- WHAT IS BEING ASKED -
Write out each line of the listing as it stands, without the images.
•••••
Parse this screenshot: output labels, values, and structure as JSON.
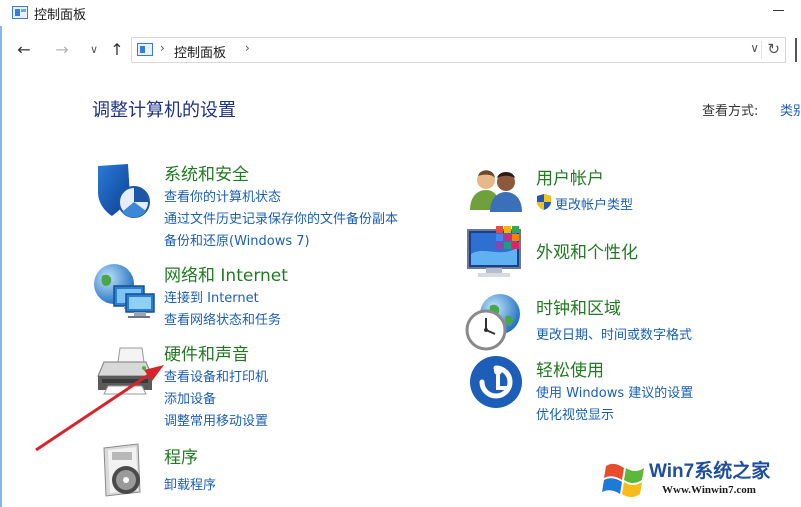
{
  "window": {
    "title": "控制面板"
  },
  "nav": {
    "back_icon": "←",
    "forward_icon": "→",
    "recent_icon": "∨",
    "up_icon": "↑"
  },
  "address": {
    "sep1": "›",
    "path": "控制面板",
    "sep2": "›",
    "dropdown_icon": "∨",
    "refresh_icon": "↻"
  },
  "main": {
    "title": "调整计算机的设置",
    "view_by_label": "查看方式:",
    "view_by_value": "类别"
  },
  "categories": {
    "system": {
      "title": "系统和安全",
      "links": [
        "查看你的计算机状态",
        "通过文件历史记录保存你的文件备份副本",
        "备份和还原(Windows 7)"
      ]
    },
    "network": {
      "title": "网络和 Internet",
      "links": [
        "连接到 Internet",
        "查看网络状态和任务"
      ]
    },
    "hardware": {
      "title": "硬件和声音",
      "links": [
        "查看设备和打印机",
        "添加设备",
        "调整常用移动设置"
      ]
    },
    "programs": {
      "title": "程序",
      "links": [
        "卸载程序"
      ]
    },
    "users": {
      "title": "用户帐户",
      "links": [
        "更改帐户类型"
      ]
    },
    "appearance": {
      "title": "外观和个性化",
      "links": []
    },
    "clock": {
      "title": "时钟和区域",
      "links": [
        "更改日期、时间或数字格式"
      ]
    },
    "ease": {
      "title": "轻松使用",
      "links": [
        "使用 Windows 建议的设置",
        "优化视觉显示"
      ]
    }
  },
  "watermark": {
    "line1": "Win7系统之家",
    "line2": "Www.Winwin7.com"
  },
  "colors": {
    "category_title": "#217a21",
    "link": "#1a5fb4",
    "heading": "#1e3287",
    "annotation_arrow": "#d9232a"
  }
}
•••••
- WRITTEN SOLUTION -
Parse this screenshot: output labels, values, and structure as JSON.
{
  "window": {
    "title": "控制面板"
  },
  "nav": {
    "back_icon": "←",
    "forward_icon": "→",
    "recent_icon": "∨",
    "up_icon": "↑"
  },
  "address": {
    "sep1": "›",
    "path": "控制面板",
    "sep2": "›",
    "dropdown_icon": "∨",
    "refresh_icon": "↻"
  },
  "main": {
    "title": "调整计算机的设置",
    "view_by_label": "查看方式:",
    "view_by_value": "类别"
  },
  "categories": {
    "system": {
      "title": "系统和安全",
      "links": [
        "查看你的计算机状态",
        "通过文件历史记录保存你的文件备份副本",
        "备份和还原(Windows 7)"
      ]
    },
    "network": {
      "title": "网络和 Internet",
      "links": [
        "连接到 Internet",
        "查看网络状态和任务"
      ]
    },
    "hardware": {
      "title": "硬件和声音",
      "links": [
        "查看设备和打印机",
        "添加设备",
        "调整常用移动设置"
      ]
    },
    "programs": {
      "title": "程序",
      "links": [
        "卸载程序"
      ]
    },
    "users": {
      "title": "用户帐户",
      "links": [
        "更改帐户类型"
      ]
    },
    "appearance": {
      "title": "外观和个性化",
      "links": []
    },
    "clock": {
      "title": "时钟和区域",
      "links": [
        "更改日期、时间或数字格式"
      ]
    },
    "ease": {
      "title": "轻松使用",
      "links": [
        "使用 Windows 建议的设置",
        "优化视觉显示"
      ]
    }
  },
  "watermark": {
    "line1": "Win7系统之家",
    "line2": "Www.Winwin7.com"
  },
  "colors": {
    "category_title": "#217a21",
    "link": "#1a5fb4",
    "heading": "#1e3287",
    "annotation_arrow": "#d9232a"
  }
}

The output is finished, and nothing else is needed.